Cataracts & Cataract Surgery
The sun has not yet risen and birds are still sleeping. You’re comfortable in your bed when suddenly your alarm screeches, jolting you out of a peaceful slumber! You open your eyes but your vision is blurry or obscure. You rub your eyes and blink a few times and your sight is back to normal. This is a scenario many of us are familiar with. As we age, similar sensations—blurry vision, sensitivity to light, “seeing double,” may become more frequent. One possible cause is a cataract.
Inside each of our eyes is a natural lens which bends light rays, helping us to see. Under normal circumstances this lens is clear. Individuals with cataracts have a cloudy lens which causes images to appear blurry, as though you are viewing them through a dirty window. Cataracts are commonly associated with aging. Around age 40, proteins in the eye begin to naturally break down. Over time this causes the lens to become cloudy.
Other causes of cataracts include diabetes, eye injury and prolonged exposure to sunlight without the use of protective eyeglasses. Non-age-related cataracts may develop more rapidly. Individuals may be able to slow the development of cataracts by wearing sunglasses or eyeglasses with a protective anti-UV coating.
Cataracts can only be removed with surgery. Surgery may be recommended if cataracts are prohibiting you from doing everyday tasks. For less severe cases, your doctor may suggest updating your eyeglass prescription to help you see more clearly.
Cataract surgery is an outpatient procedure. Your natural, cloudy lens is replaced with a clear artificial lens called an “intraocular lens” or IOL. Your doctor will prescribe medicated eye drops to use in the days leading up to the procedure so as to prevent swelling and infection after surgery. On the day of the procedure you might be given medicine to help you relax. You will be awake for the procedure, but will not be able to clearly see what the surgeon is doing. Your eyes will be numbed with eye drops and tiny incisions will be made in the cornea (or outer layer of the eye). These incisions allow the surgeon to remove the cloudy lens and replace it with the IOL. A shield will then be placed over your eyes to protect them while you heal. Patients are typically held for 15 to 30 minutes after surgery for recovery, then are sent home.

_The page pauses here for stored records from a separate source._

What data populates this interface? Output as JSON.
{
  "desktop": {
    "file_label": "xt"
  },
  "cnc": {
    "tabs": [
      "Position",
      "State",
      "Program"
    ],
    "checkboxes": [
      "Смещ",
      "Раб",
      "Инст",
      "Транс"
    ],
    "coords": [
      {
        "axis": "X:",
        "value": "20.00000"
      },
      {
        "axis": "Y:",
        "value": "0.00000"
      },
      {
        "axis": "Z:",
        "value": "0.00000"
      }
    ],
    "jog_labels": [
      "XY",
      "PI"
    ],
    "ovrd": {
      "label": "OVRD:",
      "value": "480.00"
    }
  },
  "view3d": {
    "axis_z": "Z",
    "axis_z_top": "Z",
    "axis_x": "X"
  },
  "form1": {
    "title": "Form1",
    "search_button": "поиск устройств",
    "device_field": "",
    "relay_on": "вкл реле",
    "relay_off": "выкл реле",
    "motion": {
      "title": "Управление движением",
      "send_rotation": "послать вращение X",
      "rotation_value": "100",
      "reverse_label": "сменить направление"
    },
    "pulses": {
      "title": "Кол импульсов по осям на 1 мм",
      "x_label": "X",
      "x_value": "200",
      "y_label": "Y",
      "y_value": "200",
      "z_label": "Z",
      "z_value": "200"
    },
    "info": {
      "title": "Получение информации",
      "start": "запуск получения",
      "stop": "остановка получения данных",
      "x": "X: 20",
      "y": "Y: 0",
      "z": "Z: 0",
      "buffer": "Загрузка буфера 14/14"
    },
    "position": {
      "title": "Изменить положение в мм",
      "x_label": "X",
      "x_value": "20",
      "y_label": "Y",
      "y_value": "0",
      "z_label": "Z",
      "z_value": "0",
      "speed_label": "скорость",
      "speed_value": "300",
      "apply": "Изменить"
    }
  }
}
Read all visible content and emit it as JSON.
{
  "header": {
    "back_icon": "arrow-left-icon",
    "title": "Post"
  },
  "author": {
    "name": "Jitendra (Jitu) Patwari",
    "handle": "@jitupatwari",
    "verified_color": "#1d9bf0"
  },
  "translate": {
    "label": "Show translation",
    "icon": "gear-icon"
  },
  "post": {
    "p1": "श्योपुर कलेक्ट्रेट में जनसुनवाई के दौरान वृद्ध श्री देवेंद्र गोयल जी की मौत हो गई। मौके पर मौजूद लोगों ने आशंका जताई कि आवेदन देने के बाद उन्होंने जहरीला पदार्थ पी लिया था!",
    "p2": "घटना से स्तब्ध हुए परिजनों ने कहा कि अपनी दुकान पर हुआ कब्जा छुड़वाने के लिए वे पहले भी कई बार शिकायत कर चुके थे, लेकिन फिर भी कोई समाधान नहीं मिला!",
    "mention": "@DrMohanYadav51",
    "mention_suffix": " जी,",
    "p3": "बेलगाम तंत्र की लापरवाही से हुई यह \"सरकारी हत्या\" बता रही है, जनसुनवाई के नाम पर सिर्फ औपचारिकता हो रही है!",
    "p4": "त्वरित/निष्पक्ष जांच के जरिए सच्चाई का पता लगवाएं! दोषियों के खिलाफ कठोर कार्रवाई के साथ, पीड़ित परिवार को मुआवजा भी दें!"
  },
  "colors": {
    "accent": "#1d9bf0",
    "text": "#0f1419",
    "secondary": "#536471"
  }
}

Your doctor will explain the limitations and expectations for the days and weeks following surgery. During this time you will be instructed to use prescribed eye drops. You should refrain from bending forward or exerting force and you should not rub or press on your eyes. You may be asked to wear eyeglasses or a shield to help protect your eyes. Your doctor will explain to you when you may resume exercising, driving or engaging in other activities.
It is important to remember that cataract surgery does not restore vision which has been lost as a result of other conditions such as macular degeneration or glaucoma. Risks of cataract surgery include eye infection, swelling, bleeding, detached retina, vision loss and pain. Your doctor will explain all of the risks and benefits of cataract surgery.
If you believe you may have cataracts or if you have other concerns about your vision, schedule an appointment with your ophthalmologist today. Routine eye exams are a critical step in preserving your eye health.